The lights came on.
Caroline's exploration was much easier with the emergency system on; not only was there light, but doors and elevators worked. She was still careful, but her progress was much more rapid.
The inhabitable part of the ship was a cylinder, wrapped around some kind of central core. With the power on she was able to find stores of food, bland stuff in hard-to-open plastic pouches. She tested one, didn't get sick, then ate four. Her appetite seemed to be operating normally, and she hadn't eaten in almost two days. Other pouches proved to contain vaguely sweet liquid.

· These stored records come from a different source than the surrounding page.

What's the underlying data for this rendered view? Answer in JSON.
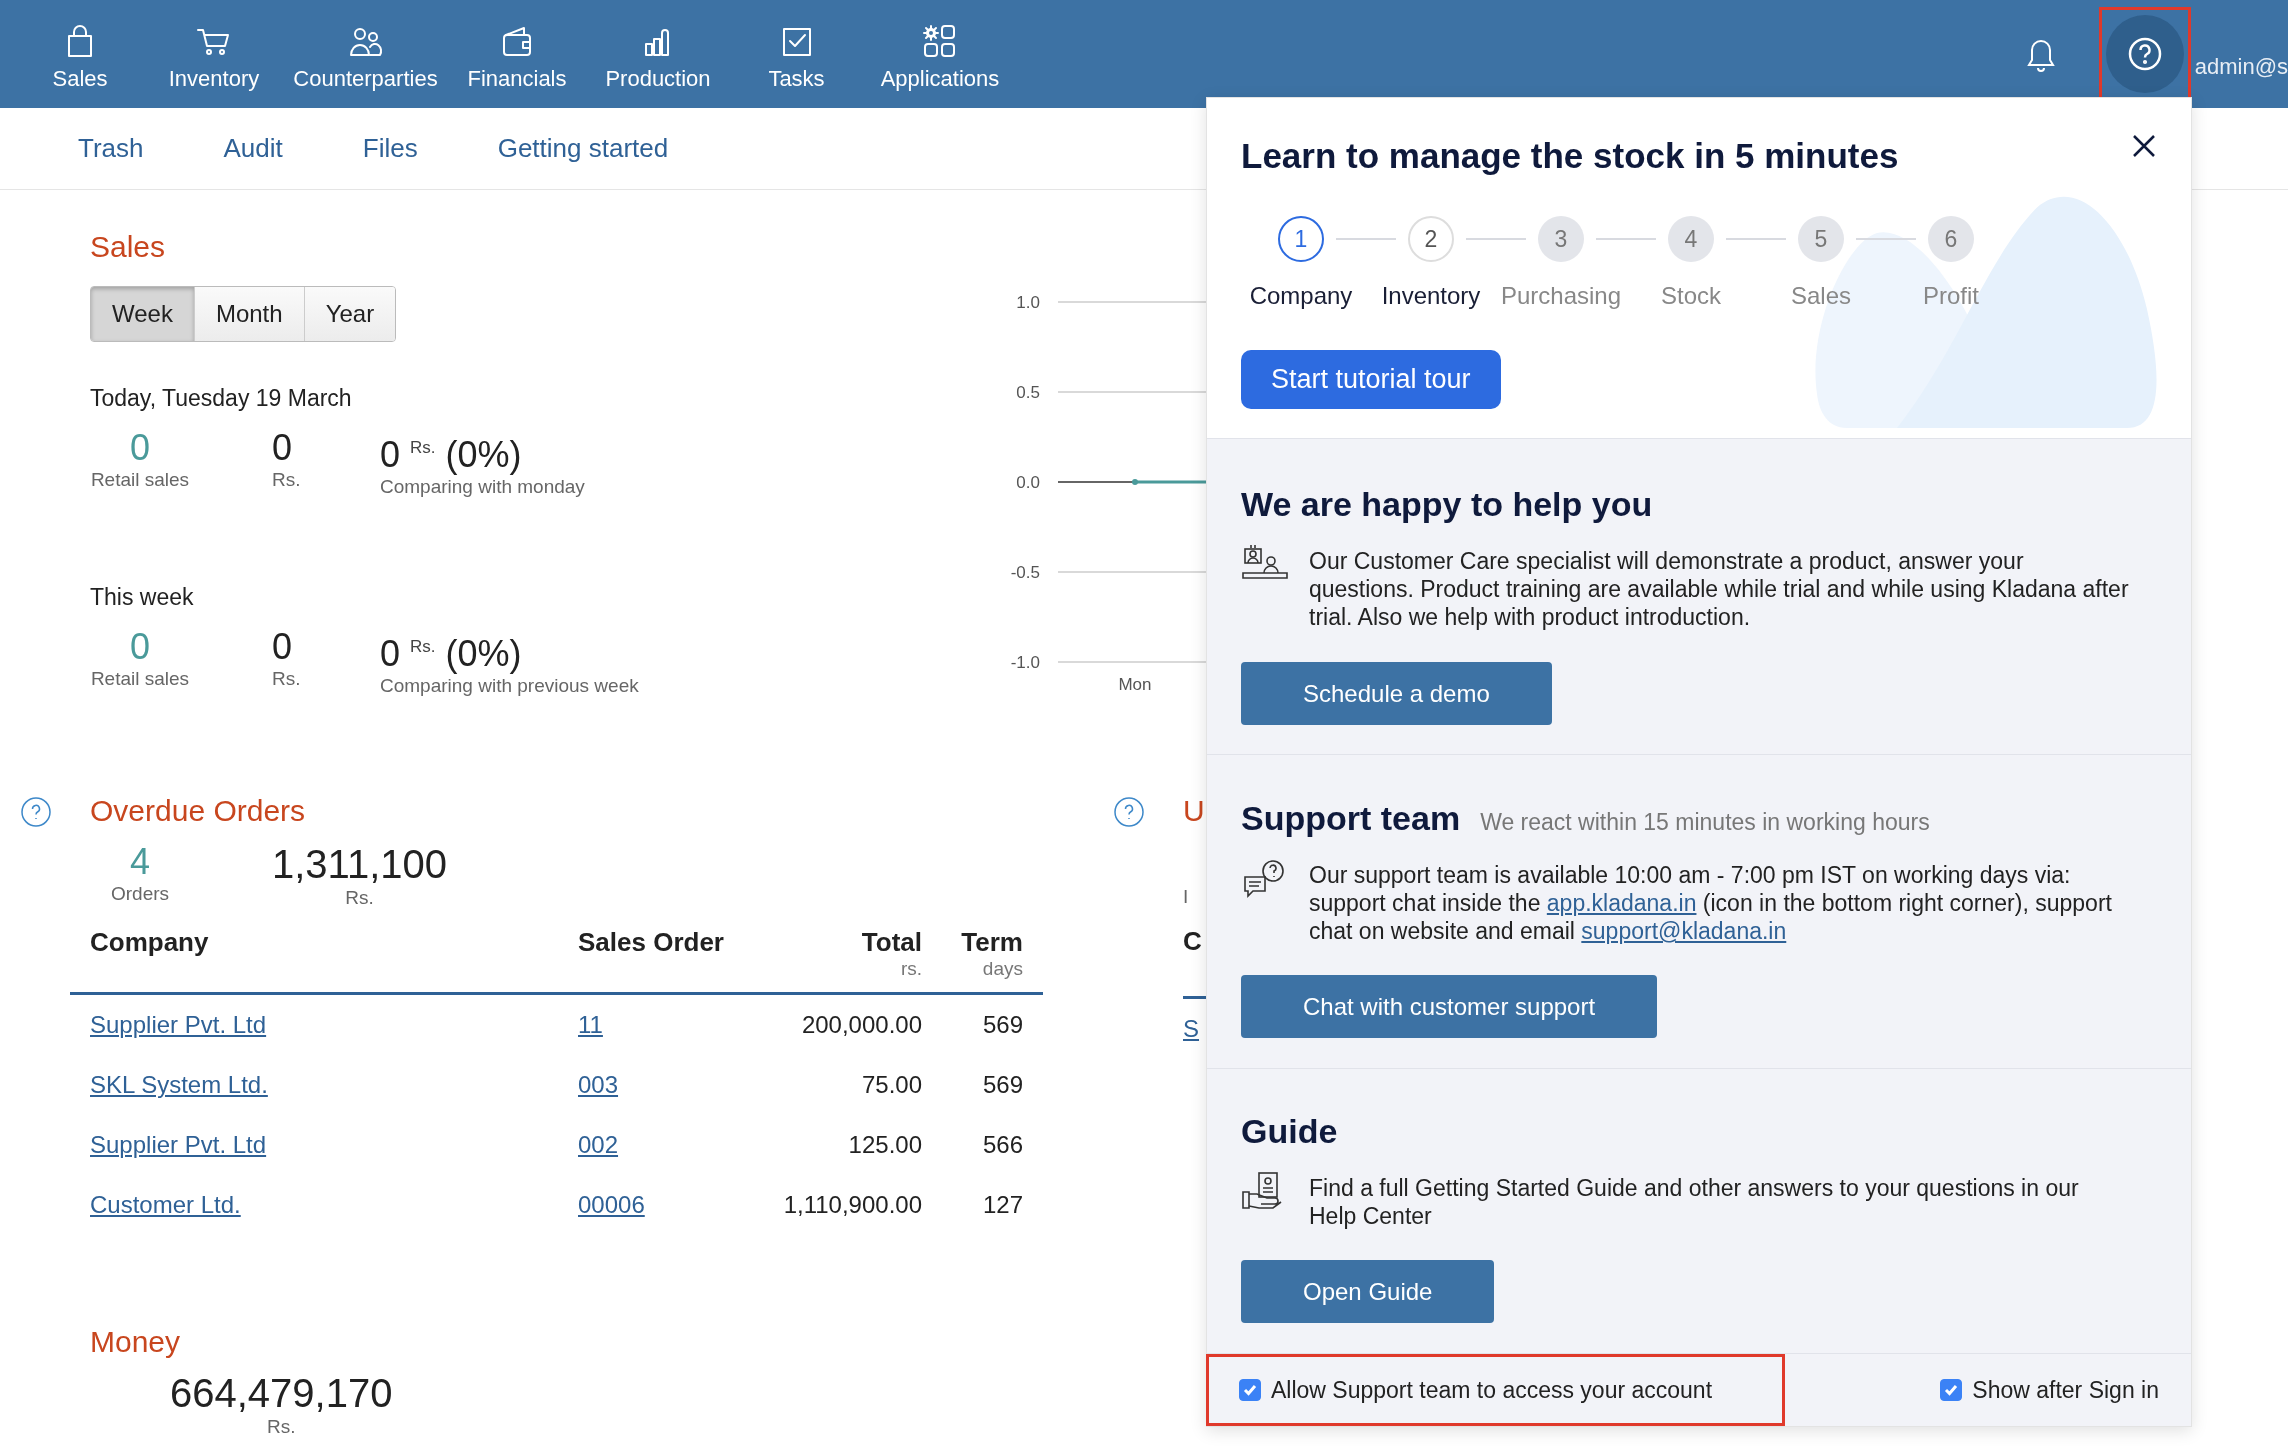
{
  "top_nav": {
    "items": [
      {
        "label": "Sales"
      },
      {
        "label": "Inventory"
      },
      {
        "label": "Counterparties"
      },
      {
        "label": "Financials"
      },
      {
        "label": "Production"
      },
      {
        "label": "Tasks"
      },
      {
        "label": "Applications"
      }
    ],
    "help_button": {
      "highlighted": true
    },
    "user": "admin@s"
  },
  "sub_nav": [
    "Trash",
    "Audit",
    "Files",
    "Getting started"
  ],
  "sales": {
    "title": "Sales",
    "periods": [
      {
        "label": "Week",
        "selected": true
      },
      {
        "label": "Month",
        "selected": false
      },
      {
        "label": "Year",
        "selected": false
      }
    ],
    "blocks": [
      {
        "heading": "Today, Tuesday 19 March",
        "count": "0",
        "count_label": "Retail sales",
        "amount": "0",
        "amount_label": "Rs.",
        "change": "0 $^{Rs.}$ (0%)",
        "change_label": "Comparing with monday"
      },
      {
        "heading": "This week",
        "count": "0",
        "count_label": "Retail sales",
        "amount": "0",
        "amount_label": "Rs.",
        "change": "0 $^{Rs.}$ (0%)",
        "change_label": "Comparing with previous week"
      }
    ],
    "chart_data": {
      "type": "line",
      "categories": [
        "Mon"
      ],
      "ylim": [
        -1,
        1
      ],
      "yticks": [
        {
          "value": 1,
          "label": "1.0"
        },
        {
          "value": 0.5,
          "label": "0.5"
        },
        {
          "value": 0,
          "label": "0.0"
        },
        {
          "value": -0.5,
          "label": "-0.5"
        },
        {
          "value": -1,
          "label": "-1.0"
        }
      ],
      "series": [
        {
          "color": "#4a9a9a",
          "marker": "circle",
          "values": [
            0
          ]
        }
      ]
    }
  },
  "overdue": {
    "title": "Overdue Orders",
    "count": "4",
    "count_label": "Orders",
    "amount": "1,311,100",
    "amount_label": "Rs.",
    "columns": [
      {
        "label": "Company"
      },
      {
        "label": "Sales Order"
      },
      {
        "label": "Total",
        "unit": "rs."
      },
      {
        "label": "Term",
        "unit": "days"
      }
    ],
    "rows": [
      [
        "Supplier Pvt. Ltd",
        "11",
        "200,000.00",
        "569"
      ],
      [
        "SKL System Ltd.",
        "003",
        "75.00",
        "569"
      ],
      [
        "Supplier Pvt. Ltd",
        "002",
        "125.00",
        "566"
      ],
      [
        "Customer Ltd.",
        "00006",
        "1,110,900.00",
        "127"
      ]
    ]
  },
  "next_widget": {
    "title": "U",
    "label": "I",
    "column": "C",
    "link": "S"
  },
  "money": {
    "title": "Money",
    "amount": "664,479,170",
    "amount_label": "Rs."
  },
  "help_panel": {
    "title": "Learn to manage the stock in 5 minutes",
    "steps": [
      {
        "number": "1",
        "label": "Company",
        "selected": true,
        "disabled": false
      },
      {
        "number": "2",
        "label": "Inventory",
        "selected": false,
        "disabled": false
      },
      {
        "number": "3",
        "label": "Purchasing",
        "selected": false,
        "disabled": true
      },
      {
        "number": "4",
        "label": "Stock",
        "selected": false,
        "disabled": true
      },
      {
        "number": "5",
        "label": "Sales",
        "selected": false,
        "disabled": true
      },
      {
        "number": "6",
        "label": "Profit",
        "selected": false,
        "disabled": true
      }
    ],
    "tour_button": "Start tutorial tour",
    "sections": [
      {
        "title": "We are happy to help you",
        "text": [
          {
            "text": "Our Customer Care specialist will demonstrate a product, answer your questions. Product training are available while trial and while using Kladana after trial. Also we help with product introduction."
          }
        ],
        "button": "Schedule a demo"
      },
      {
        "title": "Support team",
        "subtitle": "We react within 15 minutes in working hours",
        "text": [
          {
            "text": "Our support team is available 10:00 am - 7:00 pm IST on working days via: support chat inside the "
          },
          {
            "text": "app.kladana.in",
            "kind": "link"
          },
          {
            "text": " (icon in the bottom right corner), support chat on website and email "
          },
          {
            "text": "support@kladana.in",
            "kind": "link"
          }
        ],
        "button": "Chat with customer support"
      },
      {
        "title": "Guide",
        "text": [
          {
            "text": "Find a full Getting Started Guide and other answers to your questions in our Help Center"
          }
        ],
        "button": "Open Guide"
      }
    ],
    "allow_access": {
      "label": "Allow Support team to access your account",
      "checked": true,
      "highlighted": true
    },
    "show_after_sign_in": {
      "label": "Show after Sign in",
      "checked": true
    }
  }
}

She didn't trust the elevators, but she had to use them; she tested them by sending them off unoccupied, then if they came back she assumed they were safe. In this way she gradually ascended, level by level. She found tools, and took something that was probably a flashlight and certainly worked well enough to be used as one. She didn't wonder how the batteries came to still be good; she knew it was all there for her benefit. None of it had really happened by accident.

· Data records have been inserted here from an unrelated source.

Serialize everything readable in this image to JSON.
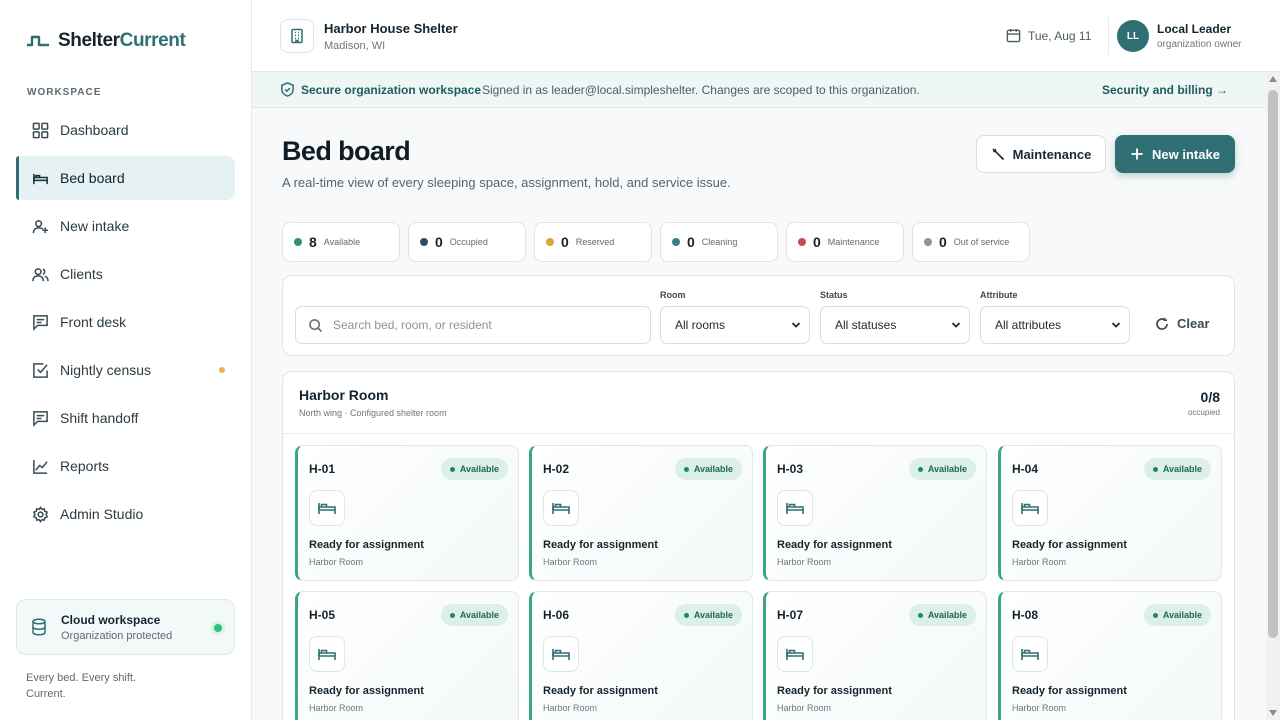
{
  "app": {
    "brand_a": "Shelter",
    "brand_b": "Current",
    "workspace_label": "WORKSPACE",
    "tagline": "Every bed. Every shift. Current."
  },
  "sidebar": {
    "items": [
      {
        "label": "Dashboard",
        "icon": "grid-icon"
      },
      {
        "label": "Bed board",
        "icon": "bed-icon",
        "active": true
      },
      {
        "label": "New intake",
        "icon": "user-plus-icon"
      },
      {
        "label": "Clients",
        "icon": "users-icon"
      },
      {
        "label": "Front desk",
        "icon": "message-square-icon"
      },
      {
        "label": "Nightly census",
        "icon": "check-square-icon",
        "dot": true
      },
      {
        "label": "Shift handoff",
        "icon": "message-square-icon"
      },
      {
        "label": "Reports",
        "icon": "line-chart-icon"
      },
      {
        "label": "Admin Studio",
        "icon": "gear-icon"
      }
    ],
    "cloud": {
      "title": "Cloud workspace",
      "subtitle": "Organization protected"
    }
  },
  "topbar": {
    "org_name": "Harbor House Shelter",
    "org_location": "Madison, WI",
    "date": "Tue, Aug 11",
    "avatar_initials": "LL",
    "user_name": "Local Leader",
    "user_role": "organization owner"
  },
  "banner": {
    "title": "Secure organization workspace",
    "text": "Signed in as leader@local.simpleshelter. Changes are scoped to this organization.",
    "link": "Security and billing →"
  },
  "page": {
    "title": "Bed board",
    "subtitle": "A real-time view of every sleeping space, assignment, hold, and service issue.",
    "maintenance_label": "Maintenance",
    "new_intake_label": "New intake"
  },
  "stats": [
    {
      "count": "8",
      "label": "Available",
      "color": "#2f8f7c"
    },
    {
      "count": "0",
      "label": "Occupied",
      "color": "#2f4a66"
    },
    {
      "count": "0",
      "label": "Reserved",
      "color": "#e0a23c"
    },
    {
      "count": "0",
      "label": "Cleaning",
      "color": "#3a7f86"
    },
    {
      "count": "0",
      "label": "Maintenance",
      "color": "#c44c4c"
    },
    {
      "count": "0",
      "label": "Out of service",
      "color": "#8a95a0"
    }
  ],
  "filters": {
    "search_placeholder": "Search bed, room, or resident",
    "room_label": "Room",
    "room_value": "All rooms",
    "status_label": "Status",
    "status_value": "All statuses",
    "attribute_label": "Attribute",
    "attribute_value": "All attributes",
    "clear_label": "Clear"
  },
  "room": {
    "name": "Harbor Room",
    "description": "North wing · Configured shelter room",
    "occupancy": "0/8",
    "occupancy_label": "occupied",
    "beds": [
      {
        "id": "H-01",
        "badge": "Available",
        "status": "Ready for assignment",
        "room": "Harbor Room"
      },
      {
        "id": "H-02",
        "badge": "Available",
        "status": "Ready for assignment",
        "room": "Harbor Room"
      },
      {
        "id": "H-03",
        "badge": "Available",
        "status": "Ready for assignment",
        "room": "Harbor Room"
      },
      {
        "id": "H-04",
        "badge": "Available",
        "status": "Ready for assignment",
        "room": "Harbor Room"
      },
      {
        "id": "H-05",
        "badge": "Available",
        "status": "Ready for assignment",
        "room": "Harbor Room"
      },
      {
        "id": "H-06",
        "badge": "Available",
        "status": "Ready for assignment",
        "room": "Harbor Room"
      },
      {
        "id": "H-07",
        "badge": "Available",
        "status": "Ready for assignment",
        "room": "Harbor Room"
      },
      {
        "id": "H-08",
        "badge": "Available",
        "status": "Ready for assignment",
        "room": "Harbor Room"
      }
    ]
  },
  "colors": {
    "accent": "#2f6f74",
    "available": "#3ba58a",
    "alert_dot": "#f2b441",
    "online": "#2fbf7e"
  }
}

Eleven levels higher she found herself on an empty, circular platform. Now she could look down into the center of the ship. She expected to find propulsion devices, or perhaps a nuclear reactor. But when she pointed her flashlight down into the darkened core, it revealed banks and banks of circuit cards. The entire ship was wrapped around a huge computer.
Many cards had been knocked out of their sockets by the crash-landing; some hung loosely out of their card cages, and other slots were empty. The cylinder extended most of the length of the ship; it was half-full of water. Beneath the water, the floor of the cylinder was littered with loose cards.
A couple of card cages extended high enough for her to reach them; she climbed over the railing, hung on, and pulled one of the loose cards free. It was a very unusual design, Caroline realized. She knew something about electronics, and she knew no real computer had ever been this simple. The card contained banks of identical, three-legged components that looked for all the world like big transistors. But there was no intricacy to their connection pattern; the components were all simply wired in parallel. Instead of a card-edge connector, the card mated to its cage through a three-prong plug.
Shaking her head, Caroline put the card aside and called the elevator for the next level.
Above the circular gallery the ship began to taper rapidly, until she reached the highest level, which consisted of a single circular room. It was the bridge. There were no obvious controls, only some dark screens and a few chairs. Caroline sat in the captain's seat, which swiveled around to face all the screens, the other chairs, or the elevator door. She thought out her options.
In real life she'd never dream of trying to fly the ship out, but in the game universe of Lawrence's world it might be possible. There was no obvious propulsion system; the computer in the middle of the ship must therefore have something to do with moving the ship around, just as Prime Intellect…
Caroline blinked. Of course!
It had been six hundred years, and Caroline hadn't been lucid enough at the time to be aware of Prime Intellect's awakening, or its unique hardware. But she had heard the tale once or twice in passing. The original hardware hadn't been very important any more by the time Caroline was healthy enough to appreciate it, and things had been happening fast. But somehow she did know that Prime Intellect had originally been built with these deceptively simple circuit boards.
She had found plenty of tools, and the ship had power. It wasn't out of the question for her to replace all the cards, at least above the water line, and try to power it up. For that matter it might be possible to pump the water out faster than it could re-enter the chamber, so she could replace all the cards.
She swiveled in the chair, and frowned. She wasn't going to do it that way. Forget it. Even if it was what Lawrence intended, it would seem like a tacit approval of Prime Intellect and its way of doing things to awaken this copy.
She was going to make it to Lawrence the right way. She was going to build a boat.